I have seen rabbits scamper out of trails and to safety, as they would any time they sense danger. Indeed, a spooked critter has its rights. Just as if it saw a coyote, it will scamper to safety. Big deal. It will run from a human on foot or on a bike. In Mike V.’s online essay, he makes the point that bikers cover more distance, so they spook more critters. The rabbit will be over it as soon as his heart rate drops. So will the elk, and so will the hiker that a biker just rode by (again, a few bad apples do not alert other users, before passing). I’m sure Mike V. has never stepped on an ant, or anything.
Trails by nature kill a small swath of plants. In the mountains and even in the barren desert, plant species are able to reproduce. Foot trails and bike trails alike kill plants. Furthermore, hikers tend to leave the trail more, to smell the posies. Managers of good trail systems recognize when an area need revegetation and make it happen. It does not take that long.

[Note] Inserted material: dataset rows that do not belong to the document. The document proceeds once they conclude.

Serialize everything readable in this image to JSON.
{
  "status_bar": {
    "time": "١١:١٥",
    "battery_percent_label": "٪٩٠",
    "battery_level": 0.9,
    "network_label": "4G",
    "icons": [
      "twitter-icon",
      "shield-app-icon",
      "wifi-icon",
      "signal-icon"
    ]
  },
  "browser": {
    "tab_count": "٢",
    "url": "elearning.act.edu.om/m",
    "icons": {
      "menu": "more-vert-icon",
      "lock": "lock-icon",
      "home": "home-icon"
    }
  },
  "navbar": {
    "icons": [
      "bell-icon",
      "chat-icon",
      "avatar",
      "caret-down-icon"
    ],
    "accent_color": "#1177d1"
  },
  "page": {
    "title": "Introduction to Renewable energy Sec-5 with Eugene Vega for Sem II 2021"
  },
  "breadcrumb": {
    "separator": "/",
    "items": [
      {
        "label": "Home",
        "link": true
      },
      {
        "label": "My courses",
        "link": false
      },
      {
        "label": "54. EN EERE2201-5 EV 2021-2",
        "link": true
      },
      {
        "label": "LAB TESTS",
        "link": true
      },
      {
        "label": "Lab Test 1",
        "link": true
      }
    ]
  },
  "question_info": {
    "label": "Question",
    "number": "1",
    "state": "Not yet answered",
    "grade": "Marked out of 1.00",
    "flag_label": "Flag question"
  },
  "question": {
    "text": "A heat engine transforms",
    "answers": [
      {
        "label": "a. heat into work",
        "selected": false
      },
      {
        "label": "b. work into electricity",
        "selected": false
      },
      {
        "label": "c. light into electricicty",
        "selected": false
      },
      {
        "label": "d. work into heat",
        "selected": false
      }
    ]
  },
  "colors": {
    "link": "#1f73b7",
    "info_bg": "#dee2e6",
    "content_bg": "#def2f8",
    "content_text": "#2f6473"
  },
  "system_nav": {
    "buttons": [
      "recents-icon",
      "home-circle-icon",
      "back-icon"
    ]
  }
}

Finally, and actually offensively, Mike V. accuses mountain bikers of teaching kids to treat nature roughly. On the contrary, all of the bikers I know who are parents teach their kids not to short-cut trails, not to skid their turns or ride in wet conditions, to signal their approach to other users, not to run over bears and elk, and that lizards and bugs are cool. Please, Mike V., take your studies and essays and shove them up your California V-shaped rut, and keep your garbage out of Colorado papers.
Chris “Dogger” Anderson